More on Investing Articles

Concept of two young professional men looking at a screen in a technological data centre
Investing Articles

After crashing 50%, is now the perfect time to buy this world-class FTSE 250 share?

The worst-performing share on the FTSE 250 over the last year is also the most exciting one of all. How…

Read more »

Illustration of flames over a black background
Investing Articles

Just released: July’s higher-risk, high-reward stock recommendation [PREMIUM PICKS]

Fire ideas will tend to be more adventurous and are designed for investors who can stomach a bit more volatility.

Read more »

Investing Articles

Is this one of the FTSE 100’s best-value growth shares?

Looking for great-value recovery shares to buy today? Based on City forecasts, this could be one of the best that…

Read more »

Investing Articles

Will the Tesco share price hit a 10-year high in 2024?

Up from 200p less than two years ago, the Tesco share price has enjoyed impressive growth lately. Now I'm considering…

Read more »

Man writing 'now' having crossed out 'later', 'tomorrow' and 'next week'
Investing Articles

Nearing its 12-year low, this FTSE growth stock could be the bargain of the year!

Harvey Jones has happy memories of owning this FTSE 100 growth stock. Now he's wondering whether to take a trip…

Read more »

Investing Articles

BT share price: a bargain or one to avoid?

This Fool has been keeping tabs on the BT share price. Despite looking cheap, he's steering clear of the stock…

Read more »

Electric cars charging in station
Investing Articles

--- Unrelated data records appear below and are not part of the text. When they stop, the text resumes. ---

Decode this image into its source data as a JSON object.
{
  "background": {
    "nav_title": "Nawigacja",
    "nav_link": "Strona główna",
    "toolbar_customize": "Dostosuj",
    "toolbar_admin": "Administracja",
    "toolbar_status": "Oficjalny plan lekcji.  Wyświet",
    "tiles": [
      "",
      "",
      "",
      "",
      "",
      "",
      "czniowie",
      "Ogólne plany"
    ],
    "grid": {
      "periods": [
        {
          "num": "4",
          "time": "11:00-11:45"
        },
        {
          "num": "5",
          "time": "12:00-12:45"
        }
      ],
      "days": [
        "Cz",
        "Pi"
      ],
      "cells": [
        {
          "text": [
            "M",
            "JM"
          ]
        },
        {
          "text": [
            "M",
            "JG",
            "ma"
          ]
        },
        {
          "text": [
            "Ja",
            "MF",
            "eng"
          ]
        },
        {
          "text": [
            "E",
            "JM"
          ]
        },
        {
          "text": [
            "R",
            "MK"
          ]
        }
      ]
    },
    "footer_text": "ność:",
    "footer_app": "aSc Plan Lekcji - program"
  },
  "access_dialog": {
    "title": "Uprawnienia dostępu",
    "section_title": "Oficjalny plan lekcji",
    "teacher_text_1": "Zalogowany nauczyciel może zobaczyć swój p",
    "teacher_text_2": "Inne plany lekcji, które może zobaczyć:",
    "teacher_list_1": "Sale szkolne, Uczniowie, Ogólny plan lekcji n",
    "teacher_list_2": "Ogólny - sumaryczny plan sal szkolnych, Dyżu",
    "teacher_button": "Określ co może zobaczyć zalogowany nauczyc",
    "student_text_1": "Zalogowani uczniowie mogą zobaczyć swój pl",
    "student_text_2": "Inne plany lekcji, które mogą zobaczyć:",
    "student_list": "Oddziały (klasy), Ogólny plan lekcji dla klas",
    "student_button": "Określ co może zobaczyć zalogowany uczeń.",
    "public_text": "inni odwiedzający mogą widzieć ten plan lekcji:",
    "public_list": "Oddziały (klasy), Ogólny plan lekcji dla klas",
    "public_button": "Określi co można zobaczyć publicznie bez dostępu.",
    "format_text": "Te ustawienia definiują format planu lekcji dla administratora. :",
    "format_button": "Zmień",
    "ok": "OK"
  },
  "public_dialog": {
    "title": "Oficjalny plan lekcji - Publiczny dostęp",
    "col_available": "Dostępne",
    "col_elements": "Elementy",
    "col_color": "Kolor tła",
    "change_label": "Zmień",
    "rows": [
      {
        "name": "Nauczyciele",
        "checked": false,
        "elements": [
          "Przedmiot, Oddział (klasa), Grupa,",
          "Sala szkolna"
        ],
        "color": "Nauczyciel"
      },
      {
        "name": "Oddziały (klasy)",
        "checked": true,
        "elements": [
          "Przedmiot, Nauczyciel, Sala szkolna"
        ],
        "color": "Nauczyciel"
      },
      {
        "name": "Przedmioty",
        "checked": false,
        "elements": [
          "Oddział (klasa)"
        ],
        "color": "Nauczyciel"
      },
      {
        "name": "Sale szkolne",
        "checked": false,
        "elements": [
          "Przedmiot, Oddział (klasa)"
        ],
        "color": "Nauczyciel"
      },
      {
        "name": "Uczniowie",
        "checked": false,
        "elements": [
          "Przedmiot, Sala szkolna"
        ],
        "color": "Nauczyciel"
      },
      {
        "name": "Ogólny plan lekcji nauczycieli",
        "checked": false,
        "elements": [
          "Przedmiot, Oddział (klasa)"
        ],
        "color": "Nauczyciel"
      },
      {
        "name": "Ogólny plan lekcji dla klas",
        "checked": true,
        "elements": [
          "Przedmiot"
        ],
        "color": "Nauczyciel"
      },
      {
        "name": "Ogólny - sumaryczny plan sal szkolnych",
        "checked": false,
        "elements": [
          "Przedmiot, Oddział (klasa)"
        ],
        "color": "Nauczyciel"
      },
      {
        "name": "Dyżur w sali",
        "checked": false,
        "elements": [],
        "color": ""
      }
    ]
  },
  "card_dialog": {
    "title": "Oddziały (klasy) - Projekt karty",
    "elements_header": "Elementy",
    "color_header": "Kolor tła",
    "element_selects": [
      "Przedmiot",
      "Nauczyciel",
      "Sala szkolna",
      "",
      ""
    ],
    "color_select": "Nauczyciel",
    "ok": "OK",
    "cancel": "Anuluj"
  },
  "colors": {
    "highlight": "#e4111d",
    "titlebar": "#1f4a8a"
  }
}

Where will Tesla stock be in 5 years? Here’s what the experts say

The analysts' outlook for Tesla stock in the next few years seems to be all over the place, as the…

Read more »

British flag, Big Ben, Houses of Parliament and British flag composition
Investing Articles

3 reasons why I predict UK shares will soar over the next 12 months!

Our writer believes there are plenty of reasons why UK shares will do well over the next year or so.…

Read more »